Once the pictures have been set aside, copy every remaining entry exactly.

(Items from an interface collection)
%%

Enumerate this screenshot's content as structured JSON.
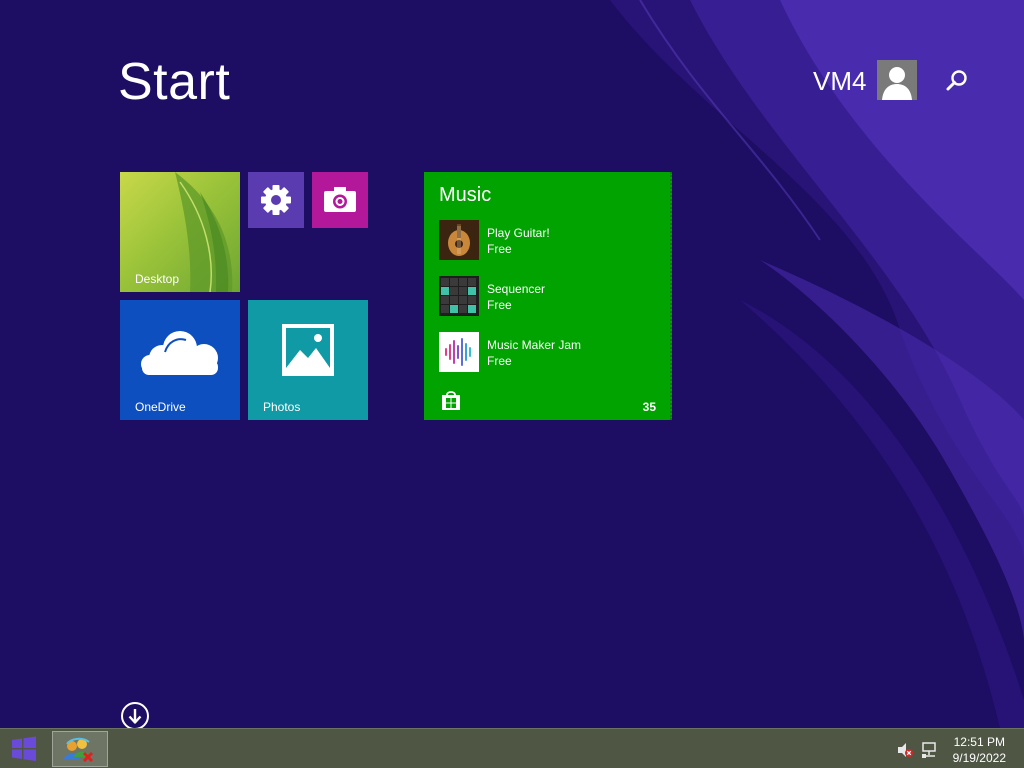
{
  "start": {
    "title": "Start"
  },
  "user": {
    "name": "VM4",
    "avatar_icon": "user-avatar-icon"
  },
  "search": {
    "icon": "search-icon"
  },
  "tiles": {
    "desktop": {
      "label": "Desktop"
    },
    "settings": {
      "icon": "gear-icon"
    },
    "camera": {
      "icon": "camera-icon"
    },
    "onedrive": {
      "label": "OneDrive",
      "icon": "cloud-icon"
    },
    "photos": {
      "label": "Photos",
      "icon": "photo-icon"
    },
    "music": {
      "title": "Music",
      "items": [
        {
          "name": "Play Guitar!",
          "price": "Free"
        },
        {
          "name": "Sequencer",
          "price": "Free"
        },
        {
          "name": "Music Maker Jam",
          "price": "Free"
        }
      ],
      "count": "35",
      "store_icon": "store-icon"
    }
  },
  "all_apps": {
    "icon": "arrow-down-circle-icon"
  },
  "taskbar": {
    "start_icon": "windows-logo-icon",
    "app_icon": "network-users-icon",
    "tray": {
      "volume_icon": "volume-muted-icon",
      "network_icon": "network-icon"
    },
    "clock": {
      "time": "12:51 PM",
      "date": "9/19/2022"
    }
  },
  "colors": {
    "background": "#1d0d63",
    "tile_music": "#00a300",
    "tile_onedrive": "#0d4fbf",
    "tile_photos": "#0f9aa5",
    "tile_settings": "#5b3bb0",
    "tile_camera": "#b3189a",
    "taskbar": "#4f5744"
  }
}
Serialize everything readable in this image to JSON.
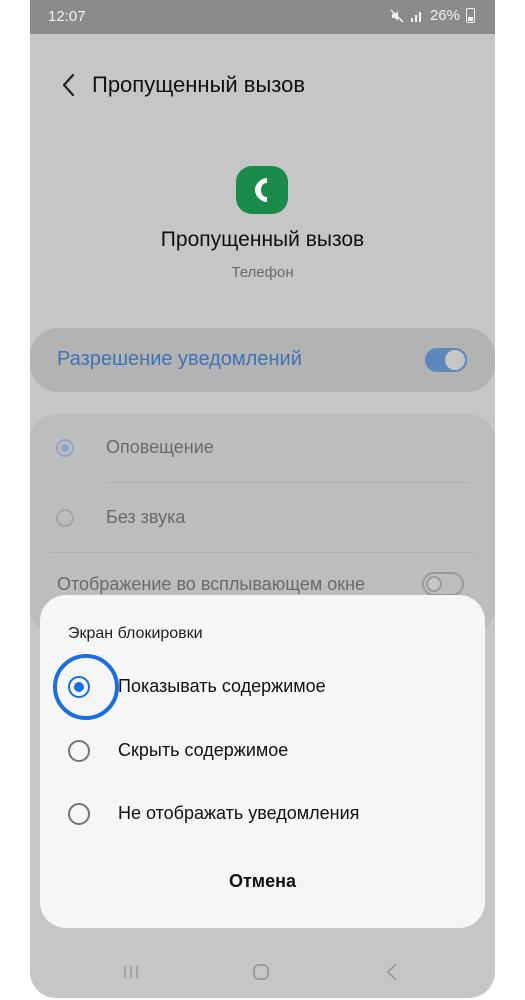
{
  "status": {
    "time": "12:07",
    "battery": "26%",
    "icons": [
      "mute-icon",
      "signal-icon",
      "battery-icon"
    ]
  },
  "header": {
    "title": "Пропущенный вызов",
    "back_icon": "chevron-left-icon"
  },
  "app": {
    "name": "Пропущенный вызов",
    "subtitle": "Телефон",
    "icon": "phone-app-icon",
    "icon_color": "#1a8a4a"
  },
  "permission": {
    "label": "Разрешение уведомлений",
    "enabled": true
  },
  "alert_options": [
    {
      "label": "Оповещение",
      "selected": true
    },
    {
      "label": "Без звука",
      "selected": false
    }
  ],
  "popup": {
    "label": "Отображение во всплывающем окне",
    "enabled": false
  },
  "dialog": {
    "title": "Экран блокировки",
    "options": [
      {
        "label": "Показывать содержимое",
        "selected": true
      },
      {
        "label": "Скрыть содержимое",
        "selected": false
      },
      {
        "label": "Не отображать уведомления",
        "selected": false
      }
    ],
    "cancel_label": "Отмена"
  },
  "colors": {
    "accent": "#1a6ee0",
    "scrim": "#c6c6c6",
    "permission_text": "#3d74b4"
  },
  "navbar": {
    "icons": [
      "recent-apps-icon",
      "home-icon",
      "back-icon"
    ]
  }
}
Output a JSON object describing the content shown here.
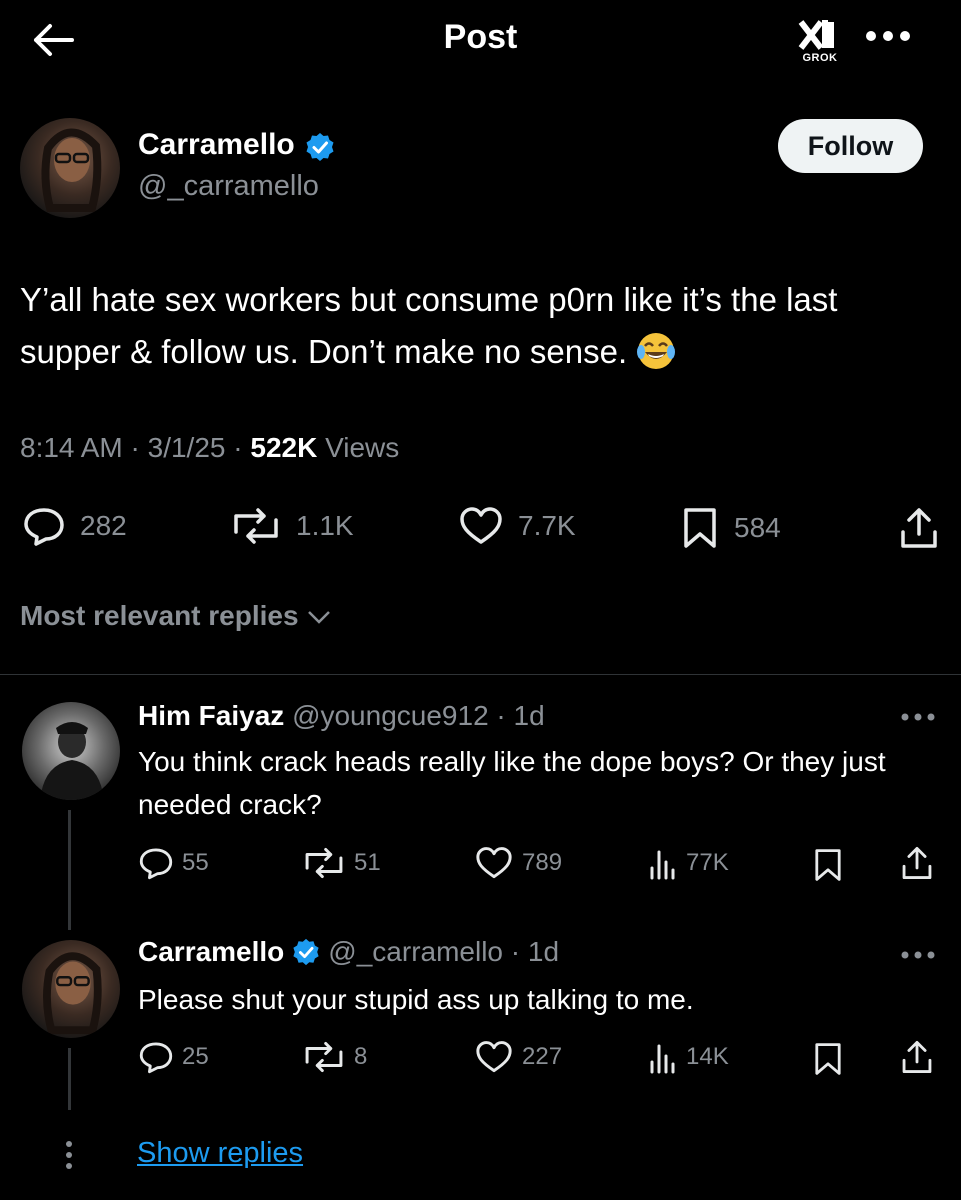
{
  "header": {
    "title": "Post",
    "grok_label": "GROK"
  },
  "post": {
    "author_name": "Carramello",
    "author_handle": "@_carramello",
    "follow_label": "Follow",
    "text": "Y’all hate sex workers but consume p0rn like it’s the last supper & follow us. Don’t make no sense.",
    "time": "8:14 AM",
    "date": "3/1/25",
    "views_count": "522K",
    "views_label": "Views",
    "replies": "282",
    "reposts": "1.1K",
    "likes": "7.7K",
    "bookmarks": "584"
  },
  "sort_label": "Most relevant replies",
  "replies": [
    {
      "name": "Him Faiyaz",
      "handle": "@youngcue912",
      "age": "1d",
      "text": "You think crack heads really like the dope boys? Or they just needed crack?",
      "replies": "55",
      "reposts": "51",
      "likes": "789",
      "views": "77K"
    },
    {
      "name": "Carramello",
      "handle": "@_carramello",
      "age": "1d",
      "text": "Please shut your stupid ass up talking to me.",
      "replies": "25",
      "reposts": "8",
      "likes": "227",
      "views": "14K"
    }
  ],
  "show_replies_label": "Show replies",
  "colors": {
    "background": "#000000",
    "accent": "#1d9bf0",
    "muted": "#8b9096",
    "verified": "#1d9bf0"
  },
  "icons": [
    "back-arrow-icon",
    "grok-icon",
    "more-icon",
    "verified-badge-icon",
    "reply-icon",
    "repost-icon",
    "like-icon",
    "bookmark-icon",
    "share-icon",
    "views-icon",
    "chevron-down-icon",
    "laughing-emoji-icon"
  ]
}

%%

### EXERCISE ANSWER
Enumerate this screenshot's content as structured JSON.
{
  "start": {
    "title": "Start"
  },
  "user": {
    "name": "VM4",
    "avatar_icon": "user-avatar-icon"
  },
  "search": {
    "icon": "search-icon"
  },
  "tiles": {
    "desktop": {
      "label": "Desktop"
    },
    "settings": {
      "icon": "gear-icon"
    },
    "camera": {
      "icon": "camera-icon"
    },
    "onedrive": {
      "label": "OneDrive",
      "icon": "cloud-icon"
    },
    "photos": {
      "label": "Photos",
      "icon": "photo-icon"
    },
    "music": {
      "title": "Music",
      "items": [
        {
          "name": "Play Guitar!",
          "price": "Free"
        },
        {
          "name": "Sequencer",
          "price": "Free"
        },
        {
          "name": "Music Maker Jam",
          "price": "Free"
        }
      ],
      "count": "35",
      "store_icon": "store-icon"
    }
  },
  "all_apps": {
    "icon": "arrow-down-circle-icon"
  },
  "taskbar": {
    "start_icon": "windows-logo-icon",
    "app_icon": "network-users-icon",
    "tray": {
      "volume_icon": "volume-muted-icon",
      "network_icon": "network-icon"
    },
    "clock": {
      "time": "12:51 PM",
      "date": "9/19/2022"
    }
  },
  "colors": {
    "background": "#1d0d63",
    "tile_music": "#00a300",
    "tile_onedrive": "#0d4fbf",
    "tile_photos": "#0f9aa5",
    "tile_settings": "#5b3bb0",
    "tile_camera": "#b3189a",
    "taskbar": "#4f5744"
  }
}
Serialize everything readable in this image to JSON.
{
  "status": {
    "time": "12:07",
    "battery": "26%",
    "icons": [
      "mute-icon",
      "signal-icon",
      "battery-icon"
    ]
  },
  "header": {
    "title": "Пропущенный вызов",
    "back_icon": "chevron-left-icon"
  },
  "app": {
    "name": "Пропущенный вызов",
    "subtitle": "Телефон",
    "icon": "phone-app-icon",
    "icon_color": "#1a8a4a"
  },
  "permission": {
    "label": "Разрешение уведомлений",
    "enabled": true
  },
  "alert_options": [
    {
      "label": "Оповещение",
      "selected": true
    },
    {
      "label": "Без звука",
      "selected": false
    }
  ],
  "popup": {
    "label": "Отображение во всплывающем окне",
    "enabled": false
  },
  "dialog": {
    "title": "Экран блокировки",
    "options": [
      {
        "label": "Показывать содержимое",
        "selected": true
      },
      {
        "label": "Скрыть содержимое",
        "selected": false
      },
      {
        "label": "Не отображать уведомления",
        "selected": false
      }
    ],
    "cancel_label": "Отмена"
  },
  "colors": {
    "accent": "#1a6ee0",
    "scrim": "#c6c6c6",
    "permission_text": "#3d74b4"
  },
  "navbar": {
    "icons": [
      "recent-apps-icon",
      "home-icon",
      "back-icon"
    ]
  }
}
Output a JSON object describing the content shown here.
{
  "header": {
    "title": "Post",
    "grok_label": "GROK"
  },
  "post": {
    "author_name": "Carramello",
    "author_handle": "@_carramello",
    "follow_label": "Follow",
    "text": "Y’all hate sex workers but consume p0rn like it’s the last supper & follow us. Don’t make no sense.",
    "time": "8:14 AM",
    "date": "3/1/25",
    "views_count": "522K",
    "views_label": "Views",
    "replies": "282",
    "reposts": "1.1K",
    "likes": "7.7K",
    "bookmarks": "584"
  },
  "sort_label": "Most relevant replies",
  "replies": [
    {
      "name": "Him Faiyaz",
      "handle": "@youngcue912",
      "age": "1d",
      "text": "You think crack heads really like the dope boys? Or they just needed crack?",
      "replies": "55",
      "reposts": "51",
      "likes": "789",
      "views": "77K"
    },
    {
      "name": "Carramello",
      "handle": "@_carramello",
      "age": "1d",
      "text": "Please shut your stupid ass up talking to me.",
      "replies": "25",
      "reposts": "8",
      "likes": "227",
      "views": "14K"
    }
  ],
  "show_replies_label": "Show replies",
  "colors": {
    "background": "#000000",
    "accent": "#1d9bf0",
    "muted": "#8b9096",
    "verified": "#1d9bf0"
  },
  "icons": [
    "back-arrow-icon",
    "grok-icon",
    "more-icon",
    "verified-badge-icon",
    "reply-icon",
    "repost-icon",
    "like-icon",
    "bookmark-icon",
    "share-icon",
    "views-icon",
    "chevron-down-icon",
    "laughing-emoji-icon"
  ]
}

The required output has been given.